ADW Extension Agreement Reached in Illinois

Extension avoids scenario in which live racing would have been curtailed.

Illinois horsemen and representatives of the state's racetracks and Advance Deposit Wagering providers have reached agreement on an extension of ADW for three years.

By agreeing to the extension of the ADW agreement, which still must be approved by the state's General Assembly, the Illinois horse racing industry avoided a scenario in which live racing could have been seriously curtailed in 2014. A portion of ADW revenue is used to fund the Illinois Racing Board and its regulatory functions would have been curtailed if no agreement was reached before the expiration at the end of this year.

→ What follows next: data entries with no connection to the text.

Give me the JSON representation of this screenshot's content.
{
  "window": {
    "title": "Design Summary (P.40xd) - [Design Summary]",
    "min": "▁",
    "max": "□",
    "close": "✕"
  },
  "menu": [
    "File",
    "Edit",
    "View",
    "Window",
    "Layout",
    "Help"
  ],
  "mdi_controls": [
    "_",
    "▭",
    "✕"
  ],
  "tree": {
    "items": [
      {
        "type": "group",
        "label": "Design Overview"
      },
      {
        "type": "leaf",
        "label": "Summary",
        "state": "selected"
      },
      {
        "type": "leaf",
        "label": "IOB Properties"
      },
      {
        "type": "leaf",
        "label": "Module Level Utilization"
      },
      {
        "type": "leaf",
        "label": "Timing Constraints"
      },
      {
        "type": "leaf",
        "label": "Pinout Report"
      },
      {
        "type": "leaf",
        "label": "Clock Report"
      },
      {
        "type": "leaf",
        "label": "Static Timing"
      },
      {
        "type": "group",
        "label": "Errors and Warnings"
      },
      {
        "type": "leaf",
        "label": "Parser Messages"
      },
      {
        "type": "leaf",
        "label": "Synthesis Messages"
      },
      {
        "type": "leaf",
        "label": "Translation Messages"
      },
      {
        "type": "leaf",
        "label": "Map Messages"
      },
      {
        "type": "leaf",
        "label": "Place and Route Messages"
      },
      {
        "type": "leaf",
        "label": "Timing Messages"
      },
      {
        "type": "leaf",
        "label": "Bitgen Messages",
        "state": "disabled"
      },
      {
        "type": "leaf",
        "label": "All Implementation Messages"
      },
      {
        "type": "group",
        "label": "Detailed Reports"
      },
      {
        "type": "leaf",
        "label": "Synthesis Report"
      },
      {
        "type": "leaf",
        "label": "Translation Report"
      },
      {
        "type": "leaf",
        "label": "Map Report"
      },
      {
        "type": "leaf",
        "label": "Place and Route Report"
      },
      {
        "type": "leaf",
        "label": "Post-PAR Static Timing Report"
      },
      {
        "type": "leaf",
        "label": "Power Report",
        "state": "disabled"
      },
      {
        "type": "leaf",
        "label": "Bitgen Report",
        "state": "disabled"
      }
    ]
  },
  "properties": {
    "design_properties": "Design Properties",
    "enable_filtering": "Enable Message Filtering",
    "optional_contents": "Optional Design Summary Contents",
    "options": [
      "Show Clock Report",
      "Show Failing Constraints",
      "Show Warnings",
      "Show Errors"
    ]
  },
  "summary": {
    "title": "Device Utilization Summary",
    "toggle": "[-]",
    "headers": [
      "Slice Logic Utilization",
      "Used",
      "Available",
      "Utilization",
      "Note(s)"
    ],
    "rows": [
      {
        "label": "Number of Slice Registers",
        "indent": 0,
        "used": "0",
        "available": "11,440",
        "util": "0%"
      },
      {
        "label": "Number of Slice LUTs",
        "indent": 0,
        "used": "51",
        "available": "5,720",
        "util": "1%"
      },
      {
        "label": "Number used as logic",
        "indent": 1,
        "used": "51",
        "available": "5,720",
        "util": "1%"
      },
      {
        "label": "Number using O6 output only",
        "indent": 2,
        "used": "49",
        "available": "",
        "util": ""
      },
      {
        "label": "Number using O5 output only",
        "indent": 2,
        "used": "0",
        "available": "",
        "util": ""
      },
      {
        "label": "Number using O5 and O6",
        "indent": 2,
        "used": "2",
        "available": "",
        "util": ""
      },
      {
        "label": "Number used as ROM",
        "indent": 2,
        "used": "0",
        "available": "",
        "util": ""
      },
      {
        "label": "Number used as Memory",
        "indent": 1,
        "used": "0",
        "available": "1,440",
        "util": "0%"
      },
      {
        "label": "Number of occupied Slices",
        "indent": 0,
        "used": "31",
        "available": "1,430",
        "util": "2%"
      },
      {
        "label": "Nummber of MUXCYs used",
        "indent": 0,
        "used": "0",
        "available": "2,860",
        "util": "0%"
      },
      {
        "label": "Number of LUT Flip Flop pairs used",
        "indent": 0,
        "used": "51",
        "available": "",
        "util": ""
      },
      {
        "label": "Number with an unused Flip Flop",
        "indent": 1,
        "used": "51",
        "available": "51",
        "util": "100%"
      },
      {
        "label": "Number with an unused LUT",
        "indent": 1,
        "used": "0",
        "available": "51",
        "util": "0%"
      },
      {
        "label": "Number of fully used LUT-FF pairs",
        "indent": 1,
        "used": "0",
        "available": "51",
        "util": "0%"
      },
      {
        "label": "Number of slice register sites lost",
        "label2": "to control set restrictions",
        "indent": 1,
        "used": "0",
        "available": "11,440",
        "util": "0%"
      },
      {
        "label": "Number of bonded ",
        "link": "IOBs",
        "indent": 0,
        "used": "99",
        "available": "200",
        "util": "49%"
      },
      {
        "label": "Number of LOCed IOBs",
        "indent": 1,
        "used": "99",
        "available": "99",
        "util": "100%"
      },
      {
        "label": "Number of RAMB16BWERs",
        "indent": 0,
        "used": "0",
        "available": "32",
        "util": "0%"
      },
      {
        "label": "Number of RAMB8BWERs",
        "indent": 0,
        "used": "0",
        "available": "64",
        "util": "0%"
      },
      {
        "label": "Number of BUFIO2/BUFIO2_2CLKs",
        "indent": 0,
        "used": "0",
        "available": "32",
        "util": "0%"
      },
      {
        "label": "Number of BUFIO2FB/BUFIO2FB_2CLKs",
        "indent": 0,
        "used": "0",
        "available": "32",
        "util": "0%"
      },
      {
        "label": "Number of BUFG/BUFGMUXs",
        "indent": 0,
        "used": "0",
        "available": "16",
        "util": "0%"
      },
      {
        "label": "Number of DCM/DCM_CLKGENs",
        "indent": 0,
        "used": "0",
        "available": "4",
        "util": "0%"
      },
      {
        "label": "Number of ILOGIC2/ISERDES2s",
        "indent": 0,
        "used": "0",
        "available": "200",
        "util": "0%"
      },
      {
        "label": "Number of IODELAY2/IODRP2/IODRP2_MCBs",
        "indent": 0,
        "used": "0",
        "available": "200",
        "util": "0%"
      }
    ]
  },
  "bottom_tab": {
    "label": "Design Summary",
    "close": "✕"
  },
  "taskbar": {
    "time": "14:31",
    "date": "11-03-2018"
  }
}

The authorization for ADW was allowed by the General Assembly to expire for five months earlier this year, costing the IRB about $750,000 in tax revenue it uses for regulatory purposes. ADW was subsequently approved through Jan. 31, 2014.

According to the Chicago Tribune, the ADW agreement between horsemen, tracks, and the ADW representatives came Nov. 19 following the regular IRB meeting. The agreement will result in full funding of the IRB and will impose a temporary surcharge on winning wagers placed through ADW and at tracks, OTBs, and inter-track wagering facilities, according to Glen Berman, executive director of the Illinois Thoroughbred Horsemen's Association.

If approved by the General Assembly when it reconvenes in special session Dec. 3-4, the 2014 Illinois dates would be essentially the same as this year. Hawthorne Race Course would run 100 dates from Feb. 21-April 27 and Oct. 1-Dec. 31; Arlington Park would have 89 live programs from April 28-Sept. 30; and Fairmount Park would run 52 dates throughout the year.

The ITHA's Berman said the agreement will provide for a full schedule of racing in the state "thereby avoiding the threatened doomsday scenario of draconian cuts to live racing opportunities. We look forward to presenting this plan to lawmakers...and will press for its favorable consideration."

"This extension of the ADW law is critical to the success of the state's horseracing industry," Tony Petrillo, general manager of Arlington, said in a statement. "The compromise agreement fairly distributes revenue without making any cuts to the 2014 racing schedule. The industry will work together to pass a bill that will ensure the survival of Illinois horseracing, the $1.4 billion it contributes to the state's economy, and the 37,000 jobs it sustains throughout the state."